, and were all pulled over by police in routine traffic stops. All are dead.
In an effort to curb racial profiling, North Carolina became the first state to demand the collection and release of traffic stop data. University of North Carolina professor Frank Baumgartner took a look at that data and wrote a book on the subject titled, "Suspect Citizens."
Baumgartner analyzed 22 million traffic stops over 20 years in the Tar Heel State and found that a driver's race, gender, location and age all factor in to a police officer's decision to pull over a vehicle.
"The purpose of our traffic laws should be to keep us all safe. But they have come to be used as an excuse to do a police investigation," Baumgartner told "CBS This Morning: Saturday" co-host Michelle Miller. He said it made him realize "people aren't making stuff up."
The data showed that African Americans had been stopped twice as often as white drivers, and while they were four times more likely to be searched, they were actually less likely to be issued a ticket. The study also highlighted that whites were more likely to be found with contraband than blacks or Hispanics.
"There's a way that police interact with middle-class white Americans and there's a way that people in the police forces interact with members of minority communities, especially in poorer neighborhoods," Baumgartner said. "You're viewed as a criminal suspect."
Chapel Hill Police Chief Chris Blue is a member of the North Carolina Association of Chiefs, a group that initially called the preliminary findings "deeply flawed."
"I think there was some resistance among law enforcement to embrace the findings," Blue said. "Police officers go into this work for noble reasons. ... So when you see results that suggest your work is having disproportionate impacts, that's hard to stomach."
Asked if it is inherent bias, Blue replied, "I'm not sure I know what it is. … Police agencies are trying to think very hard about what policies and interventions that they can put in place that might help balance out some of those disparities that were found in the work."
Attorney Jim Johnson chaired the committee to review New Jersey's police standards after the 1998 shooting of two black and two Hispanic men on the New Jersey turnpike during a routine traffic stop. He called the work being done in North Carolina a "significant public service."
The state agreed to settle with victims for $13 million and ultimately changed the way troopers conduct police business.
"There was a consent decree. And over the course of about 10 years, the state troopers worked with the community, with this Department of Justice to deal with this issue and they dealt with it by gathering data on all traffic stops," Johnson said.
Police discretion is a power that's been backed by the U.S. Supreme Court for decades. Baumgartner believes that's largely because the court looks like him, a white man.
Philando Castile was stopped 46 times according to police records, racking up a total of $6,000 in fines. It's a sum his family has said he could neither fight nor afford.

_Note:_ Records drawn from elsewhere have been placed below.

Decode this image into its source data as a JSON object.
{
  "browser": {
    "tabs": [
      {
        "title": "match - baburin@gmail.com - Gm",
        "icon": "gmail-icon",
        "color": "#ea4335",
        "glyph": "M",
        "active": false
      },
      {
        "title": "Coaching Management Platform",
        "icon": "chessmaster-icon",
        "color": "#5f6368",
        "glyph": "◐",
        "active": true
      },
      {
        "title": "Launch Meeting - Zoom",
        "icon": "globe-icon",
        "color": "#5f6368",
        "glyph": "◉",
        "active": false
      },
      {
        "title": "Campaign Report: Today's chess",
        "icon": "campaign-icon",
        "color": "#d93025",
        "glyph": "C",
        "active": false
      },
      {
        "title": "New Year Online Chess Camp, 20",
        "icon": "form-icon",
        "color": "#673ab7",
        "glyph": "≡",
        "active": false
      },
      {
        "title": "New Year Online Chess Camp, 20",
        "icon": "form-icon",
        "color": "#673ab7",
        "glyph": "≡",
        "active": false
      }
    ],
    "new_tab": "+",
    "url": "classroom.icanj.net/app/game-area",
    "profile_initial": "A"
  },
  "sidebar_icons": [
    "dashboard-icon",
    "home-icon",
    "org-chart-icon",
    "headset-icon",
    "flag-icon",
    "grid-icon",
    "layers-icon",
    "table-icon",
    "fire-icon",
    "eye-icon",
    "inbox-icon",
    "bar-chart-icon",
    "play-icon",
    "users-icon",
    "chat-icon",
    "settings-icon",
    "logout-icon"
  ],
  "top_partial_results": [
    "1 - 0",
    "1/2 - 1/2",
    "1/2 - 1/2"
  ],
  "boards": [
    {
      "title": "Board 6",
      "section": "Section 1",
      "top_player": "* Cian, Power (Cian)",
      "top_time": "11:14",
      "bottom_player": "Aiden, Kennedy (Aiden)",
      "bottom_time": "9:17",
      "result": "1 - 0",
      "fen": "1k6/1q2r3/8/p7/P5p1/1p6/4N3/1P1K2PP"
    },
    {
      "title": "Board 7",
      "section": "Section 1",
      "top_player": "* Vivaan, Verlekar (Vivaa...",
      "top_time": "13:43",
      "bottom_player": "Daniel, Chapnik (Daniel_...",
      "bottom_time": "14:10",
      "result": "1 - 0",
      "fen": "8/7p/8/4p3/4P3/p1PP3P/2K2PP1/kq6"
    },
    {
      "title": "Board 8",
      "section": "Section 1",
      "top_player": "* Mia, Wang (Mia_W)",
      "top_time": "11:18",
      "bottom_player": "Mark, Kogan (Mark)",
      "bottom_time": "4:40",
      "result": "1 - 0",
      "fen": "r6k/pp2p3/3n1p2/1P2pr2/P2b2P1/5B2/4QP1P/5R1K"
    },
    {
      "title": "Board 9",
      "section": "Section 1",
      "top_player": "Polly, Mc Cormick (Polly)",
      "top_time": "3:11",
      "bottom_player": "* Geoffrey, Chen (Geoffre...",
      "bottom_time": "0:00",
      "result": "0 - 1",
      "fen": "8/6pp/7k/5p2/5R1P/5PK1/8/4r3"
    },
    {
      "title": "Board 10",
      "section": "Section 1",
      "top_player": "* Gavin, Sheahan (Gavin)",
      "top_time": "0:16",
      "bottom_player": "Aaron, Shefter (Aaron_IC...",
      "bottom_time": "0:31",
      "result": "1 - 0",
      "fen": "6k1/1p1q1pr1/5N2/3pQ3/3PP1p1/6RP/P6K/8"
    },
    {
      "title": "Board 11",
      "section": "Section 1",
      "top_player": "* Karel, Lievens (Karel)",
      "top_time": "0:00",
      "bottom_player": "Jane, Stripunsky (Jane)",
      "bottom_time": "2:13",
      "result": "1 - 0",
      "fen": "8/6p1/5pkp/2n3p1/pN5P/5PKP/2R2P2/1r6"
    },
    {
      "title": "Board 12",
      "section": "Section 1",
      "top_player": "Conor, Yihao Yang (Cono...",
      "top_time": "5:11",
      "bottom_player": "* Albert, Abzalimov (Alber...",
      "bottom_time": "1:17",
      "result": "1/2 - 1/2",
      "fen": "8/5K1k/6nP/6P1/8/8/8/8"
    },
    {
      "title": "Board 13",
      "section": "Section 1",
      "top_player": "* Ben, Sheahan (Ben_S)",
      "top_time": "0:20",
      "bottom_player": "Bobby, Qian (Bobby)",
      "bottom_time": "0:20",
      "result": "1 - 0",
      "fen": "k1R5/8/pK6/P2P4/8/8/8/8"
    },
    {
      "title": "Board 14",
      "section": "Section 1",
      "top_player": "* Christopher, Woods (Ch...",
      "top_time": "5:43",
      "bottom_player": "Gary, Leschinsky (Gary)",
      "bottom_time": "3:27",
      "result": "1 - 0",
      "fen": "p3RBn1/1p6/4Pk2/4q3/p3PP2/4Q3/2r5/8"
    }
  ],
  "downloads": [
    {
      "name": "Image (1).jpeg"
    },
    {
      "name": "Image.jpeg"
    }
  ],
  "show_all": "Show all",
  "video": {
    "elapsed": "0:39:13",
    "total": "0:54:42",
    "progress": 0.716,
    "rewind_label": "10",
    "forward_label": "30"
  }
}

"When we look at some of these infractions, they're trivial. They're not violent crimes. It's not keeping us any safer," Baumgartner said.
Chief Blue, a 21-year veteran of the force, is known as a police reformer. He became one of the first to implement some of the report's recommendations.
"I think the quality of our work is actually improved," Blue said. "We've de-emphasized an awful lot of low-level kind of traffic enforcement that the numbers really show have a disproportionate effect on communities of color."
Blue also said he doesn't think it's had an impact on their ability to fight crime.
"Our officers are still making traffic stops, the quality of their traffic stops has gone up, the number of unnecessary searches has gone down and the number of searches that has resulted in contraband actually being seized, guns, has gone up," he said.
"For years, citations and arrests were a measure of success … the kind of analysis he did around traffic stops showed us what we thought was effective policing was maybe not achieving the things we thought it would," he said.
Author Frank Baumgartner hopes his analysis influences department practices nationwide.
"Don't use the traffic code to alienate people for no good reason. Don't use the traffic code to go on a fishing expedition to try to show who is boss," Baumgartner said. "When the minority community has a significant voice in their local government, the police department doesn't do this. We can show that voting matters."
Blue said if you get behind wheel of a car you're going to violate the traffic code so an officer could always find some infraction that you violated. That's just how extensive the rule book is.
But Blue has told his officers "the juice better be worth the squeeze," meaning, go after those drivers who pose a real threat on the roads like drunk drivers, excessive speeders and those who ignore stop signs.